But that’s all going to change. I’m turning 30 in 19 days and I think it’s time I can embrace short nails and strum my days away. Or at least a few minutes a week. Maybe I can increase my repertoire from three Indigo Girls songs and a Joni Mitchell tune I sang at camp, to well, a whole Indigo Girls album. I’ll finally become the folk guitarist I should have blossomed into in 1995. It’s never too late!
Here I am looking rather horrific with my prize guitar. I stink at playing it but man do I love it!
Saturday, March 6th, 2010
The nice thing about working for 21 hours straight, and there really is only one nice thing, is that I get to take a comp day to make up for it. To fully take advantage of my three day weekend, I came up to New York to catch up with friends and spend money like I have it.
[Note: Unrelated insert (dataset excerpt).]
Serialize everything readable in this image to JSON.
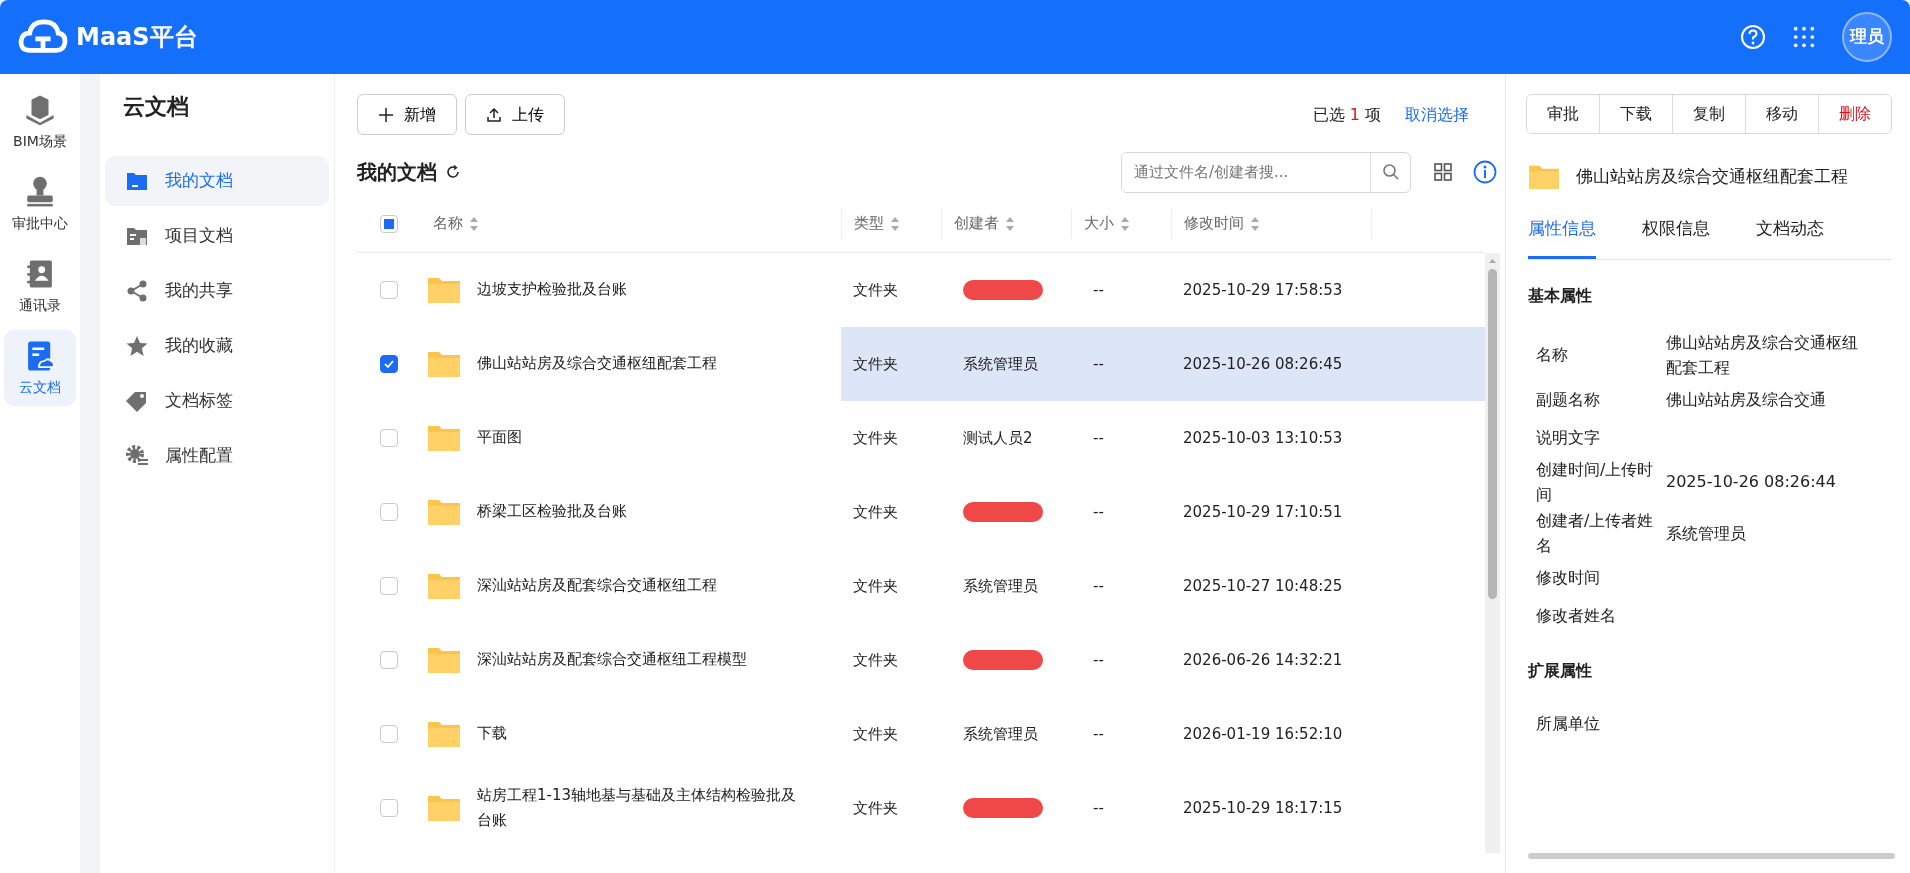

One of my best friends from my days in Tokyo, Sylvie, lives here with her husband and one year old baby. When we new each other in Tokyo, Sylvie worked a fabulous high-powered job at Chanel and I was busy seeing how many shots it took to do permanent damage to my small intestine. Sometimes, when she was done making sure Coco Chanel’s mantras lived on, she would join me and we would take over Tokyo’s fine nightlife establishments one toss of hair at a time.
Tokyo’s expat community is a funny place, and at that time, filled with American/Brit/Aussie bankers making a killing in the land of the rising sun. When they got away from their buy/sell/trade jobs, they would go to one of four places which sure enough, were where every expat girl was too. It was a wonderful world of living in a bubble and with Sylvie at my side, it was a blast for a couple years.
And now she’s just about the most glamorous mom in NYC. We had lunch at the Mercer hotel together, played with her baby this afternoon, and now I am recovering from my run across the Queensboro bridge before we head off to dinner. We may not be making eyes at I-bankers while taking vodka shots with the Australian rugby team anymore, but it’s just as fun. Because frankly, Sylvie could make a dinner of dirt and an afternoon in a trailer park elegant. Off I go!
- Oh those fabulous days in Tokyo. Here we are at my 25th birthday party sweltering and happy.
And here with two other friends in Tokyo, Rie and Daphanie. This is taken at the Oak Door in Tokyo, where we basically lived. We once chatted with the Black Eyed Peas in the lobby and one of them told Sylvie she was really hot and she brushed him off and said we had somewhere to go. It was kind of awesome.